#### Required work
Copy out the entries word for word, leaving images aside.

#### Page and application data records
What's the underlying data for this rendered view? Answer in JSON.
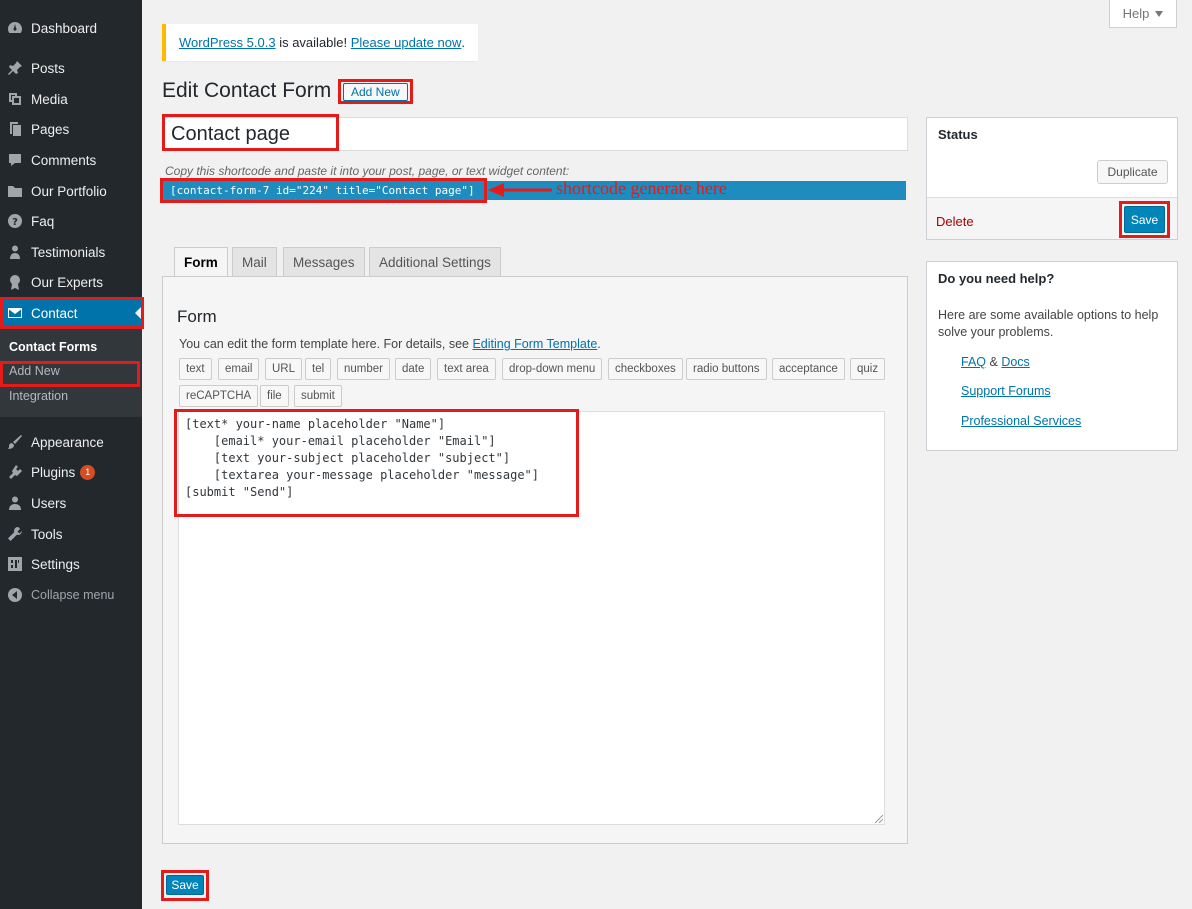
{
  "sidebar": {
    "items": [
      {
        "label": "Dashboard",
        "icon": "dashboard-icon"
      },
      {
        "label": "Posts",
        "icon": "pin-icon"
      },
      {
        "label": "Media",
        "icon": "media-icon"
      },
      {
        "label": "Pages",
        "icon": "pages-icon"
      },
      {
        "label": "Comments",
        "icon": "comment-icon"
      },
      {
        "label": "Our Portfolio",
        "icon": "folder-icon"
      },
      {
        "label": "Faq",
        "icon": "help-circle-icon"
      },
      {
        "label": "Testimonials",
        "icon": "person-icon"
      },
      {
        "label": "Our Experts",
        "icon": "award-icon"
      },
      {
        "label": "Contact",
        "icon": "envelope-icon"
      },
      {
        "label": "Appearance",
        "icon": "brush-icon"
      },
      {
        "label": "Plugins",
        "icon": "plugin-icon",
        "badge": "1"
      },
      {
        "label": "Users",
        "icon": "users-icon"
      },
      {
        "label": "Tools",
        "icon": "wrench-icon"
      },
      {
        "label": "Settings",
        "icon": "settings-icon"
      },
      {
        "label": "Collapse menu",
        "icon": "collapse-icon"
      }
    ],
    "submenu": [
      "Contact Forms",
      "Add New",
      "Integration"
    ]
  },
  "help_tab": {
    "label": "Help"
  },
  "notice": {
    "version_link": "WordPress 5.0.3",
    "middle": " is available! ",
    "update_link": "Please update now",
    "end": "."
  },
  "header": {
    "title": "Edit Contact Form",
    "add_new": "Add New"
  },
  "form_title": {
    "value": "Contact page"
  },
  "shortcode": {
    "hint": "Copy this shortcode and paste it into your post, page, or text widget content:",
    "code": "[contact-form-7 id=\"224\" title=\"Contact page\"]",
    "annotation": "shortcode generate here"
  },
  "tabs": [
    "Form",
    "Mail",
    "Messages",
    "Additional Settings"
  ],
  "form_panel": {
    "heading": "Form",
    "desc_prefix": "You can edit the form template here. For details, see ",
    "desc_link": "Editing Form Template",
    "desc_suffix": ".",
    "tag_buttons": [
      "text",
      "email",
      "URL",
      "tel",
      "number",
      "date",
      "text area",
      "drop-down menu",
      "checkboxes",
      "radio buttons",
      "acceptance",
      "quiz",
      "reCAPTCHA",
      "file",
      "submit"
    ],
    "code_lines": [
      "[text* your-name placeholder \"Name\"]",
      "    [email* your-email placeholder \"Email\"]",
      "    [text your-subject placeholder \"subject\"]",
      "    [textarea your-message placeholder \"message\"]",
      "[submit \"Send\"]"
    ]
  },
  "save_bottom": "Save",
  "status_box": {
    "title": "Status",
    "duplicate": "Duplicate",
    "delete": "Delete",
    "save": "Save"
  },
  "help_box": {
    "title": "Do you need help?",
    "desc": "Here are some available options to help solve your problems.",
    "faq": "FAQ",
    "amp": " & ",
    "docs": "Docs",
    "forums": "Support Forums",
    "services": "Professional Services"
  },
  "colors": {
    "sidebar_bg": "#23282d",
    "accent": "#0073aa",
    "annotation_red": "#e31b1b",
    "notice_border": "#ffb900"
  }
}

#### Output
What's the underlying data for this rendered view? Answer in JSON.
{
  "sidebar": {
    "items": [
      {
        "label": "Dashboard",
        "icon": "dashboard-icon"
      },
      {
        "label": "Posts",
        "icon": "pin-icon"
      },
      {
        "label": "Media",
        "icon": "media-icon"
      },
      {
        "label": "Pages",
        "icon": "pages-icon"
      },
      {
        "label": "Comments",
        "icon": "comment-icon"
      },
      {
        "label": "Our Portfolio",
        "icon": "folder-icon"
      },
      {
        "label": "Faq",
        "icon": "help-circle-icon"
      },
      {
        "label": "Testimonials",
        "icon": "person-icon"
      },
      {
        "label": "Our Experts",
        "icon": "award-icon"
      },
      {
        "label": "Contact",
        "icon": "envelope-icon"
      },
      {
        "label": "Appearance",
        "icon": "brush-icon"
      },
      {
        "label": "Plugins",
        "icon": "plugin-icon",
        "badge": "1"
      },
      {
        "label": "Users",
        "icon": "users-icon"
      },
      {
        "label": "Tools",
        "icon": "wrench-icon"
      },
      {
        "label": "Settings",
        "icon": "settings-icon"
      },
      {
        "label": "Collapse menu",
        "icon": "collapse-icon"
      }
    ],
    "submenu": [
      "Contact Forms",
      "Add New",
      "Integration"
    ]
  },
  "help_tab": {
    "label": "Help"
  },
  "notice": {
    "version_link": "WordPress 5.0.3",
    "middle": " is available! ",
    "update_link": "Please update now",
    "end": "."
  },
  "header": {
    "title": "Edit Contact Form",
    "add_new": "Add New"
  },
  "form_title": {
    "value": "Contact page"
  },
  "shortcode": {
    "hint": "Copy this shortcode and paste it into your post, page, or text widget content:",
    "code": "[contact-form-7 id=\"224\" title=\"Contact page\"]",
    "annotation": "shortcode generate here"
  },
  "tabs": [
    "Form",
    "Mail",
    "Messages",
    "Additional Settings"
  ],
  "form_panel": {
    "heading": "Form",
    "desc_prefix": "You can edit the form template here. For details, see ",
    "desc_link": "Editing Form Template",
    "desc_suffix": ".",
    "tag_buttons": [
      "text",
      "email",
      "URL",
      "tel",
      "number",
      "date",
      "text area",
      "drop-down menu",
      "checkboxes",
      "radio buttons",
      "acceptance",
      "quiz",
      "reCAPTCHA",
      "file",
      "submit"
    ],
    "code_lines": [
      "[text* your-name placeholder \"Name\"]",
      "    [email* your-email placeholder \"Email\"]",
      "    [text your-subject placeholder \"subject\"]",
      "    [textarea your-message placeholder \"message\"]",
      "[submit \"Send\"]"
    ]
  },
  "save_bottom": "Save",
  "status_box": {
    "title": "Status",
    "duplicate": "Duplicate",
    "delete": "Delete",
    "save": "Save"
  },
  "help_box": {
    "title": "Do you need help?",
    "desc": "Here are some available options to help solve your problems.",
    "faq": "FAQ",
    "amp": " & ",
    "docs": "Docs",
    "forums": "Support Forums",
    "services": "Professional Services"
  },
  "colors": {
    "sidebar_bg": "#23282d",
    "accent": "#0073aa",
    "annotation_red": "#e31b1b",
    "notice_border": "#ffb900"
  }
}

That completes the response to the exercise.